··· EXERCISE DATA

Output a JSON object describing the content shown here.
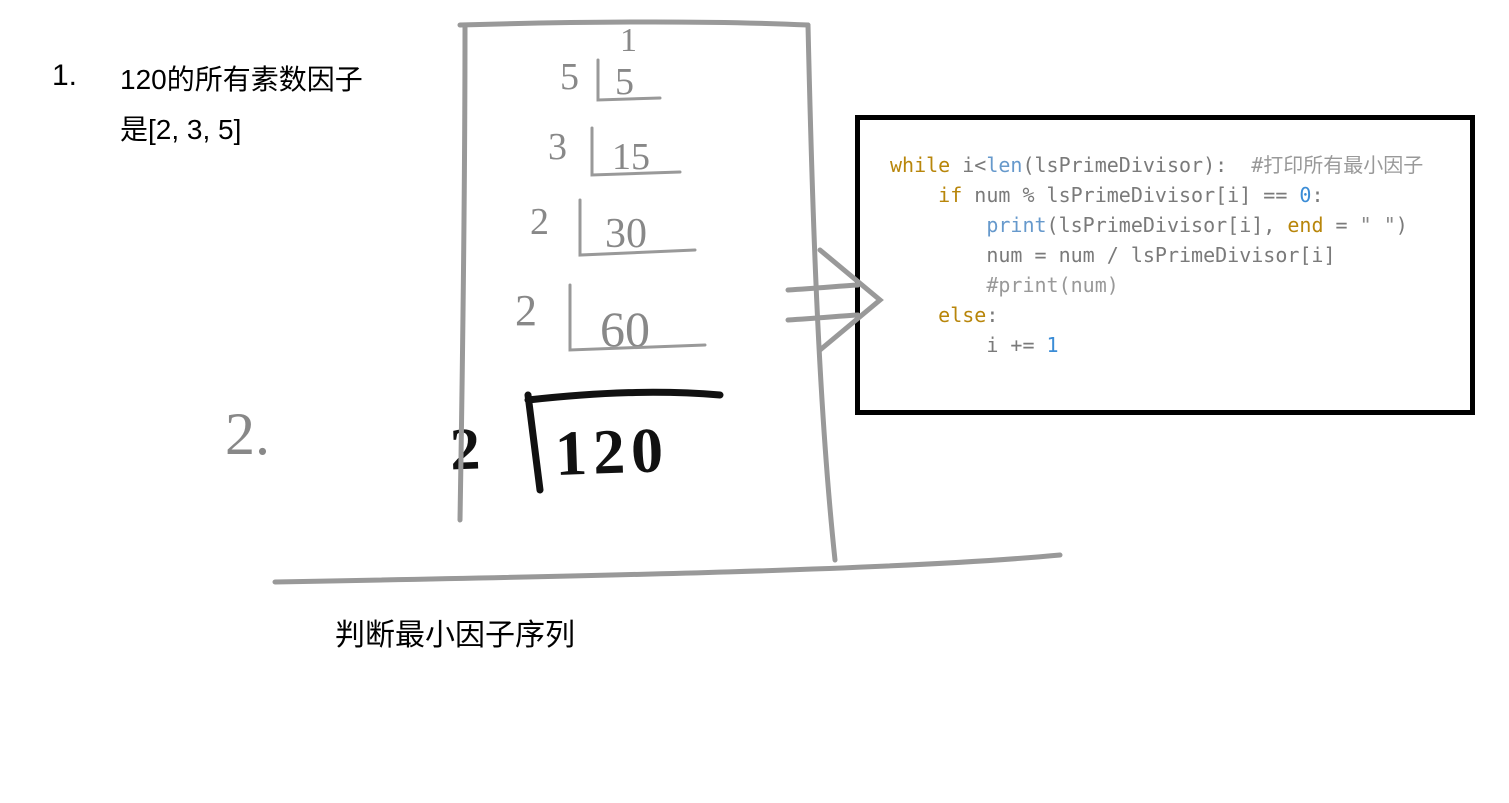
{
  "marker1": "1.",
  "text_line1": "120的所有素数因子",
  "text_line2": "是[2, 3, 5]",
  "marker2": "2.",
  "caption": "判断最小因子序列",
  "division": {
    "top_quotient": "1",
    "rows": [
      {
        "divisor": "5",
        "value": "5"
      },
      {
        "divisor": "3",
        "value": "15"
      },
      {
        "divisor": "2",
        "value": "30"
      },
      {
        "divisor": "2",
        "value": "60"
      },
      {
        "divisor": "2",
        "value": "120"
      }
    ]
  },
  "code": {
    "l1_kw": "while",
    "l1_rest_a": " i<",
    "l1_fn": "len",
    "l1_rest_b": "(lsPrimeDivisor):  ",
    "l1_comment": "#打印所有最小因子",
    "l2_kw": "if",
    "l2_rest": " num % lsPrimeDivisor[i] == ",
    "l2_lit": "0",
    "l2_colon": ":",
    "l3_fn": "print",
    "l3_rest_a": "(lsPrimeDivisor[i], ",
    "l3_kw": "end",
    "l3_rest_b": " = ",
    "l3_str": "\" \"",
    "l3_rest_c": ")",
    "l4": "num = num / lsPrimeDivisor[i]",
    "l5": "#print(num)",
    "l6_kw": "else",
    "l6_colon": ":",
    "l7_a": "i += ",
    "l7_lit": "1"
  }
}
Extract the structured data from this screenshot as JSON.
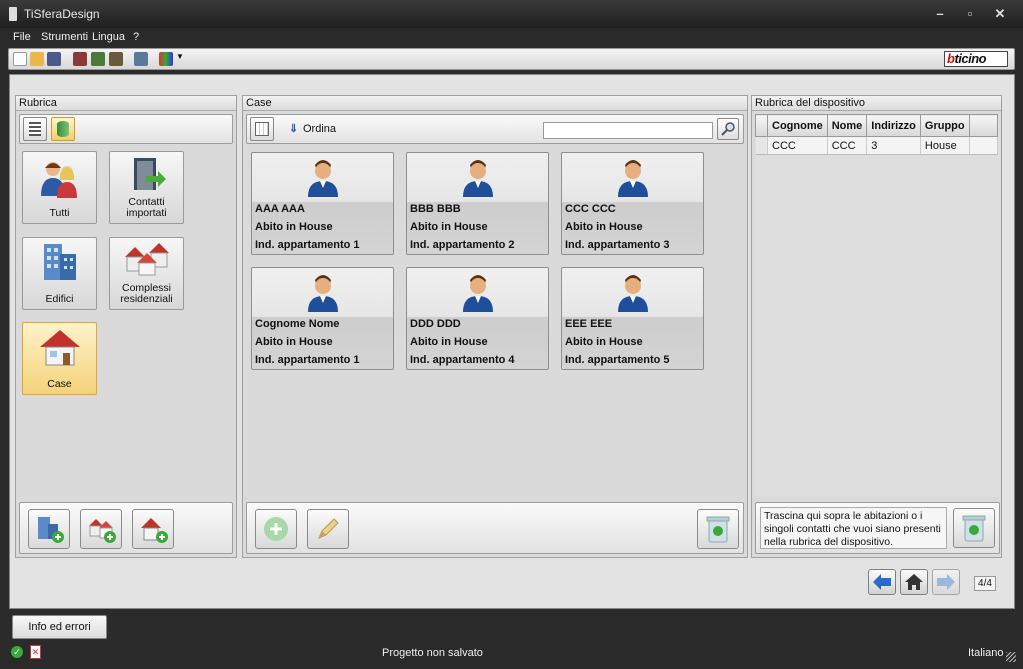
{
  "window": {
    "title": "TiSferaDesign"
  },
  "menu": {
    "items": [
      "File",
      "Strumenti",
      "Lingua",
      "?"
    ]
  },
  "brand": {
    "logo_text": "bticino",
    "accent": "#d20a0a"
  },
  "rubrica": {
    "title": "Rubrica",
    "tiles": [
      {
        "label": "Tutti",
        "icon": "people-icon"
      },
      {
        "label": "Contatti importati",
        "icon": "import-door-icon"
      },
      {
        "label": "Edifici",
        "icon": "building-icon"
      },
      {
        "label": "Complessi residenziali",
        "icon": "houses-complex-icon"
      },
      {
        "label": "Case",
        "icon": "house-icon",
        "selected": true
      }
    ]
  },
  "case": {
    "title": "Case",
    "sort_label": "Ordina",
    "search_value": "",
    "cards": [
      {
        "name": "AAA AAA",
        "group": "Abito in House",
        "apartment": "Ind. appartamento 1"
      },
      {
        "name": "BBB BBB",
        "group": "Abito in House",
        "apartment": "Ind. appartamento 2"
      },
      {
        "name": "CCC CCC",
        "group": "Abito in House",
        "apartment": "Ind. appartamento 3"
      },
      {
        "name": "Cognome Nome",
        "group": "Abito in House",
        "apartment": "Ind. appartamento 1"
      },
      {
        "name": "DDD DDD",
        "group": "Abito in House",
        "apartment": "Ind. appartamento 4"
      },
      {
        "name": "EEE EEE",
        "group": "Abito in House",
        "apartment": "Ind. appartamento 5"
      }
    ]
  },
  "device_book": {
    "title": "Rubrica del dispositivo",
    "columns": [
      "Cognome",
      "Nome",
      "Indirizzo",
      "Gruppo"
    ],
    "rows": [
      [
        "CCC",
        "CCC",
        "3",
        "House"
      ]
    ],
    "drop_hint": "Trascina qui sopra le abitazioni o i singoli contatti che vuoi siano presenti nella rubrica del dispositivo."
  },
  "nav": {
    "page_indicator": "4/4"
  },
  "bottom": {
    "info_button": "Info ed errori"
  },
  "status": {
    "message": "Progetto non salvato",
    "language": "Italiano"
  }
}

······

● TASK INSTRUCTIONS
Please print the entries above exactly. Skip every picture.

● TASK OUTPUT
Output a JSON object describing the content shown here.
{
  "marker1": "1.",
  "text_line1": "120的所有素数因子",
  "text_line2": "是[2, 3, 5]",
  "marker2": "2.",
  "caption": "判断最小因子序列",
  "division": {
    "top_quotient": "1",
    "rows": [
      {
        "divisor": "5",
        "value": "5"
      },
      {
        "divisor": "3",
        "value": "15"
      },
      {
        "divisor": "2",
        "value": "30"
      },
      {
        "divisor": "2",
        "value": "60"
      },
      {
        "divisor": "2",
        "value": "120"
      }
    ]
  },
  "code": {
    "l1_kw": "while",
    "l1_rest_a": " i<",
    "l1_fn": "len",
    "l1_rest_b": "(lsPrimeDivisor):  ",
    "l1_comment": "#打印所有最小因子",
    "l2_kw": "if",
    "l2_rest": " num % lsPrimeDivisor[i] == ",
    "l2_lit": "0",
    "l2_colon": ":",
    "l3_fn": "print",
    "l3_rest_a": "(lsPrimeDivisor[i], ",
    "l3_kw": "end",
    "l3_rest_b": " = ",
    "l3_str": "\" \"",
    "l3_rest_c": ")",
    "l4": "num = num / lsPrimeDivisor[i]",
    "l5": "#print(num)",
    "l6_kw": "else",
    "l6_colon": ":",
    "l7_a": "i += ",
    "l7_lit": "1"
  }
}
Extract the structured data from this screenshot as JSON.
{
  "window": {
    "title": "TiSferaDesign"
  },
  "menu": {
    "items": [
      "File",
      "Strumenti",
      "Lingua",
      "?"
    ]
  },
  "brand": {
    "logo_text": "bticino",
    "accent": "#d20a0a"
  },
  "rubrica": {
    "title": "Rubrica",
    "tiles": [
      {
        "label": "Tutti",
        "icon": "people-icon"
      },
      {
        "label": "Contatti importati",
        "icon": "import-door-icon"
      },
      {
        "label": "Edifici",
        "icon": "building-icon"
      },
      {
        "label": "Complessi residenziali",
        "icon": "houses-complex-icon"
      },
      {
        "label": "Case",
        "icon": "house-icon",
        "selected": true
      }
    ]
  },
  "case": {
    "title": "Case",
    "sort_label": "Ordina",
    "search_value": "",
    "cards": [
      {
        "name": "AAA AAA",
        "group": "Abito in House",
        "apartment": "Ind. appartamento 1"
      },
      {
        "name": "BBB BBB",
        "group": "Abito in House",
        "apartment": "Ind. appartamento 2"
      },
      {
        "name": "CCC CCC",
        "group": "Abito in House",
        "apartment": "Ind. appartamento 3"
      },
      {
        "name": "Cognome Nome",
        "group": "Abito in House",
        "apartment": "Ind. appartamento 1"
      },
      {
        "name": "DDD DDD",
        "group": "Abito in House",
        "apartment": "Ind. appartamento 4"
      },
      {
        "name": "EEE EEE",
        "group": "Abito in House",
        "apartment": "Ind. appartamento 5"
      }
    ]
  },
  "device_book": {
    "title": "Rubrica del dispositivo",
    "columns": [
      "Cognome",
      "Nome",
      "Indirizzo",
      "Gruppo"
    ],
    "rows": [
      [
        "CCC",
        "CCC",
        "3",
        "House"
      ]
    ],
    "drop_hint": "Trascina qui sopra le abitazioni o i singoli contatti che vuoi siano presenti nella rubrica del dispositivo."
  },
  "nav": {
    "page_indicator": "4/4"
  },
  "bottom": {
    "info_button": "Info ed errori"
  },
  "status": {
    "message": "Progetto non salvato",
    "language": "Italiano"
  }
}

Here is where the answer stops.